which is the number of the numerical scale, i.e. 1, 2, 3 ... 10, etc., where 0
is not a number.

Meditations: Some say there are 108 styles of meditation.

Breath: Tantra estimates the average number of breaths per day at 21,600, of
which 10,800 are solar energy, and 10,800 are lunar energy. Multiplying 108 by
100 is 10,800. Multiplying 2 x 10,800 equals 21,600.

Smaller divisions: The number 108 is divided, such as in half, third, quarter,
or twelfth, so that some malas have 54, 36, 27, or 9 beads.

Islam: The number 108 is used in Islam to refer to God.

Jain: In the Jain religion, 108 are the combined virtues of five categories of
holy ones, including 12, 8, 36, 25, and 27 virtues respectively.

Sikh: The Sikh tradition has a mala of 108 knots tied in a string of wool,
rather than beads.
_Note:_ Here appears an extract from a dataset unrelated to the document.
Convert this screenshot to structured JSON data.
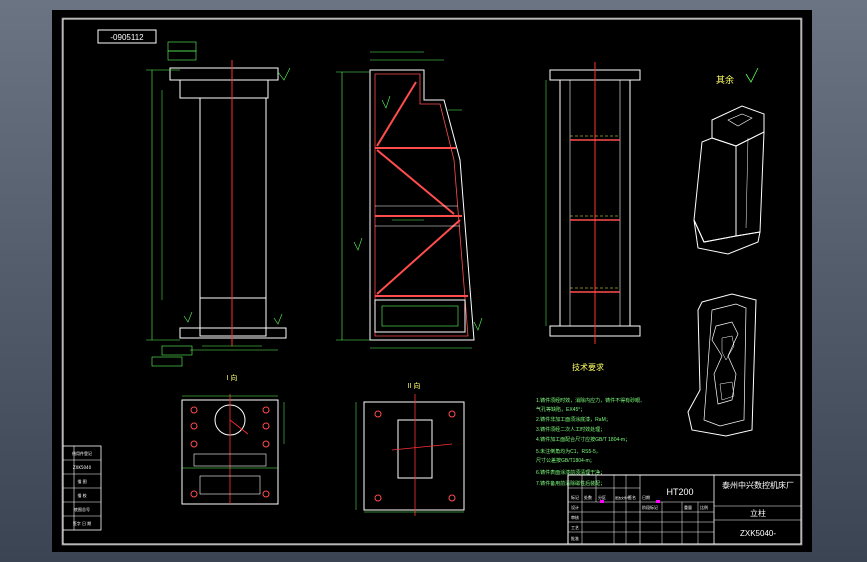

Buddhism: Some Buddhists carve 108 small Buddhas on a walnut for good luck. Some
ring a bell 108 times to celebrate a new year. There are said to be 108 virtues
to cultivate and 108 defilements to avoid.

Chinese: The Chinese Buddhists and Taoists use a 108 bead mala, which is called
su-chu, and has three dividing beads, so the mala is divided into three parts of
36 each. Chinese astrology says that there are 108 sacred stars.

Meru: This is a larger bead, not part of the 108. It is not tied in the sequence
of the other beads. It is the guiding bead, the one that marks the beginning and
end of the mala.

Dance: There are 108 forms of dance in the Indian traditions.

Praiseworthy souls: There are 108 qualities of praiseworthy soul.

First man in space: The first manned space flight lasted 108 minutes, and was on
April 12, 1961 by Yuri Gagarin, a Soviet cosmonaut.

Time: Some say there are 108 feelings, with 36 related to the past, 36 related
to the present, and 36 related to the future.

[This article and more information at www.stephen-knapp.com]